Football season is in the air.
So is harvest season at Elawa Farm in Lake Forest.
The latter kicks off in early September—that time of year, after a long, hot summer, when the farm’s organic herb and vegetable gardens are at their ripe, succulent best. It’s also the season for Elawa Farm’s annual Harvest Dinner, a farm-to-table feast served al fresco, next to the property’s picturesque gardens. The dinner’s seasonally inspired meal incorporates organically grown vegetables directly harvested from Elawa Farm.
“It’s a peaceful, yet exciting, event, where the community gathers and shares the bounty of the garden,” Elawa Farm Executive Director Joanne Miller said. “And, unlike a typical hotel fundraiser, it’s set against the beautiful backdrop of Elawa Farm.”
Elawa’s 2018 Harvest Dinner, set to take place, rain or shine, on September 8, will feature dishes prepared by The Goat Group, the catering arm of the top-rated West Loop restaurant, Girl & the Goat, owned by celebrity chef Stephanie Izard.
“We’re thrilled to have Girl & the Goat catering this year,” said Harvest Dinner Chair Ambler Harrison, who serves on the farm’s volunteer board of directors. “Every course will be covered in fresh vegetables.”
The dinner’s menu will include an appetizer featuring Elawa Farm tomatoes; a kohlrabi salad mixed with almonds, blueberries and topped with a gingermaple dressing; chickpea fritters; and roasted cauliflower.

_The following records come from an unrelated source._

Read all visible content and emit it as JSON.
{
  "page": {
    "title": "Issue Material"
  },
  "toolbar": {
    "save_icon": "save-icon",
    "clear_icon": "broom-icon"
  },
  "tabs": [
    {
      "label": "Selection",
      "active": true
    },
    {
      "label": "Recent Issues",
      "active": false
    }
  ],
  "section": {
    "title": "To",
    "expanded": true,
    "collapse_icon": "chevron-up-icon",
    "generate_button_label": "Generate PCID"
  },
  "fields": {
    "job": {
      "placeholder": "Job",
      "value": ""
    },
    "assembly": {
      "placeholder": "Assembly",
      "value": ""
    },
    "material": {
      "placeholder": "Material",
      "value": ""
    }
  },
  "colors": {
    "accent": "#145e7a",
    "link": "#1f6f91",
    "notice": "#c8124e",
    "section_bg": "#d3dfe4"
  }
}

Featuring a pre-dinner cocktail hour, as well as dessert, coffee and live music in Elawa Farm’s historic hay barn, organizers hope a combination of ticket sales and paddle-raise donations will net between $50,000 and $75,000 to support the nonprofit’s ongoing work. An estimated 200 people are expected to attend the evening event.
“The annual Harvest Dinner raises funds needed to continue maintaining Elawa Farm’s historic buildings and surrounding gardens,” Miller said.
Elawa Farm’s 16-acre parcel of land was once home to a gentleman’s farm built in 1917 for A. Watson Armour, a member of the prominent Chicago meatpacking family. Designed by David Adler and Alfred Hopkins, the land and buildings comprising Elawa’s main farm group were purchased by the City of Lake Forest in 1998, to be preserved and maintained through a unique public-private partnership.
More than two acres of Elawa Farm’s land is cultivated each year for flowers, herbs and vegetables, including heirloom tomatoes, lettuces, carrots, beets and squash. Planted each year by a team of interns, volunteers and staff, the gardens utilize sustainable farming methods like field rotation, cover cropping, beneficial predation and organic composting.
Freshly harvested produce, flowers, house-made salads, soups and baked goods are sold at Elawa Farm’s weekly Garden Market, open Friday and Saturday mornings from mid-May to mid-October.
“Elawa Farm’s gardens feed our mission of teaching by example,” Miller said. “By selling our produce, we educate the community about what an organic vegetable actually looks like. We don’t offer perfection because in nature, there’s no perfect tomato or cucumber.”
Elawa Farm’s year-round educational and special events include beer tastings, floral arranging, yoga and cooking classes. The farm’s air-conditioned, heated buildings are also available to rent for parties, weddings and corporate events.
Harvest Dinner ticket sales have been brisk. Attendees, said Miller, are typically a mix of newcomers and Elawa Farm “true blue” supporters.
“We’re anticipating a sellout,” said Miller.
For more information or to purchase tickets visit www.elawafarm.org